So what's not to like? Well, iPod sales fell a whopping 20 per cent to 7.54 million. Nobody's surprised that iPod sales are falling, as the standalone MP3 player is rapidly losing ground to smartphones that play tunes and do a zillion other things as well.
It's too bad that Apple didn't break out its third-quarter iPod sales by model. It's a safe bet that the iPod Classic, the venerable click-wheel model that's sooo 2007, took the biggest hit, followed perhaps by either the iPod shuffle or nano. The iPhone-like iPod touch, however, is probably selling well.
Of course, it's too early for Apple to kill off the iPod entirely. Seven-and-half million sales in one quarter is still impressive, even if recent trends suggest that the music player's best days are behind it.

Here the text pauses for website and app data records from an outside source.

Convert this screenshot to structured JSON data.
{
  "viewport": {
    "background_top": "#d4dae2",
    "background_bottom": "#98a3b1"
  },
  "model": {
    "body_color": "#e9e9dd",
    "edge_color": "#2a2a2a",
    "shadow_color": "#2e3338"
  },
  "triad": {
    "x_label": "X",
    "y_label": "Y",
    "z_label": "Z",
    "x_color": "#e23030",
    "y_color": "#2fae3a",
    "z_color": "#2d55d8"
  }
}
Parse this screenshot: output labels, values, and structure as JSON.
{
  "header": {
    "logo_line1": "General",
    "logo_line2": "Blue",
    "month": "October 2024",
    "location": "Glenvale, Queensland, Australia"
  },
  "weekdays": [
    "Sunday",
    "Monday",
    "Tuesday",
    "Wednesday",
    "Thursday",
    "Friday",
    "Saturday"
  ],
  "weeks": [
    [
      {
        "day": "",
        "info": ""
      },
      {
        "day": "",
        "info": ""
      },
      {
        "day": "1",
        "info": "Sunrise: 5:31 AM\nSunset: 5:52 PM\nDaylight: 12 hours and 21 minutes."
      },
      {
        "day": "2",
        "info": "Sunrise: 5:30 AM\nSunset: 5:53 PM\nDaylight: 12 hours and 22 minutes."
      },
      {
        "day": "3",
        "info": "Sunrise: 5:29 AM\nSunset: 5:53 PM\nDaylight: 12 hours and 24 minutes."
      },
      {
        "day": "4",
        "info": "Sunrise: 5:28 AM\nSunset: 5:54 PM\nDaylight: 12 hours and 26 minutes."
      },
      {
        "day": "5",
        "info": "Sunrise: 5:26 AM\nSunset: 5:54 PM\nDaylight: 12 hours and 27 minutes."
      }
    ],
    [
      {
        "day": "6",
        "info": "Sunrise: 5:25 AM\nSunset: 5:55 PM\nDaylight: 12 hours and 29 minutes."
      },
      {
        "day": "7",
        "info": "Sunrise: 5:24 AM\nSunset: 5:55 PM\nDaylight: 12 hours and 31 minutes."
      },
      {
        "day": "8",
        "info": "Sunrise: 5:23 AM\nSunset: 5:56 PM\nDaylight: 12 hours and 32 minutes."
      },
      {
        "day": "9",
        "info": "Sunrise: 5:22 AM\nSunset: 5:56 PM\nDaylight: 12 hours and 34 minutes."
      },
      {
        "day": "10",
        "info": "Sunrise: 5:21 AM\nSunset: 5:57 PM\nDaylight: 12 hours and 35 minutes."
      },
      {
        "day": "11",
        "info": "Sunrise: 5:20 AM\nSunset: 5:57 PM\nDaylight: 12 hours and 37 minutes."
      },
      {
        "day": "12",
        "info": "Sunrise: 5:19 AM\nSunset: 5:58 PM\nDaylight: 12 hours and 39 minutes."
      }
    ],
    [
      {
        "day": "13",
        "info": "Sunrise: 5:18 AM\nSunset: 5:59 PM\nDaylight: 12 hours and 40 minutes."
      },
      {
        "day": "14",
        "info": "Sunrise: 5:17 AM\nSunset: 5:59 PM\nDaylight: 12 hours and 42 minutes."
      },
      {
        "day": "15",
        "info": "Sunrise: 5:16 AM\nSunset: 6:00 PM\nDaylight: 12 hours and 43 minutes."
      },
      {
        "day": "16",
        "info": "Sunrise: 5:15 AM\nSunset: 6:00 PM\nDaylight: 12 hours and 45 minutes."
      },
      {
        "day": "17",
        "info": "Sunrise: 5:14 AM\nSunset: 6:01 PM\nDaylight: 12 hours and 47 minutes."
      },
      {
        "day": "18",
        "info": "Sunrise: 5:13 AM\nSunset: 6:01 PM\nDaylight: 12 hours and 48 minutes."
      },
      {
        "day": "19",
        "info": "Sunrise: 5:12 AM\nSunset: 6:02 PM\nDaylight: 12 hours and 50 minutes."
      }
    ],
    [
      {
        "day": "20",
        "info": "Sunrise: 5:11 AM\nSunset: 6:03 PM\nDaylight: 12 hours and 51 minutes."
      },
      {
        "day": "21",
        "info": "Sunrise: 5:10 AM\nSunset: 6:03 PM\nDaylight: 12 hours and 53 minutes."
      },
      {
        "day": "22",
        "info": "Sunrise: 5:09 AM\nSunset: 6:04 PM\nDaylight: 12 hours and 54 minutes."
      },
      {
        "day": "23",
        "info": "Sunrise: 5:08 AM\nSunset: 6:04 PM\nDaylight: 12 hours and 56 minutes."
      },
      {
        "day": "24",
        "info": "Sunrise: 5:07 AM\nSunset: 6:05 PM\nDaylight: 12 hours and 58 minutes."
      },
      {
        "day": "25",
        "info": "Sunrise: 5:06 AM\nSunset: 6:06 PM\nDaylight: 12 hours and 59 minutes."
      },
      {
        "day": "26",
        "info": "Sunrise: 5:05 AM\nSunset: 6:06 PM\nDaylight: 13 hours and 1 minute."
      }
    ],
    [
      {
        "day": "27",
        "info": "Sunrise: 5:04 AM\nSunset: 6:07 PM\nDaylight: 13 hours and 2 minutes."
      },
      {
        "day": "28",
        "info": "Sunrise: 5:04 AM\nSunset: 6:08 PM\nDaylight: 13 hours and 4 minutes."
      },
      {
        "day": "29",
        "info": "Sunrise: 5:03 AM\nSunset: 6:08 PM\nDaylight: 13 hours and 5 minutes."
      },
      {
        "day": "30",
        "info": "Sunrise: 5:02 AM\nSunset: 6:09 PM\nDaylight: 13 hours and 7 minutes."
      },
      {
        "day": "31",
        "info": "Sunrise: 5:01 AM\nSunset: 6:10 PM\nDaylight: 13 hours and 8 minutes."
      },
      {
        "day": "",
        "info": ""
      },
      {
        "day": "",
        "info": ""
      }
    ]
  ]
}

It may be time, however, for Apple to prune the iPod tree. Two options:
Kill the iPod Classic: Sure, this old-school device has 160GB of storage and holds up to 40,000 songs. But other than DJs and music industry pros, who really needs to store that many tunes? Besides, with the arrival of cloud-based storage services, including Apple's own iCloud, the mega-capacity music player may soon lose its mainstream appeal.
Drop one of the tiny iPods: The distinction between the iPod nano and shuffle gets fuzzier every day. The shuffle has a clip but no screen. It's handy for joggers, gym rats, skydivers, and other sports enthusiasts. The nano has a multi-touch screen--a really small one, in fact. Is the MP3 market big enough for both players? Only Apple knows for sure, but I suspect that one of these models is on the way out.
As for the iPod touch? It's a keeper. With its iPhone-like capabilities, this multi-talented media player is popular with the younger crowd. And more importantly for Apple, the iPod touch is a gateway drug to the iPhone.
Long term, the iPod's days are numbered. But don't write its obituary just yet.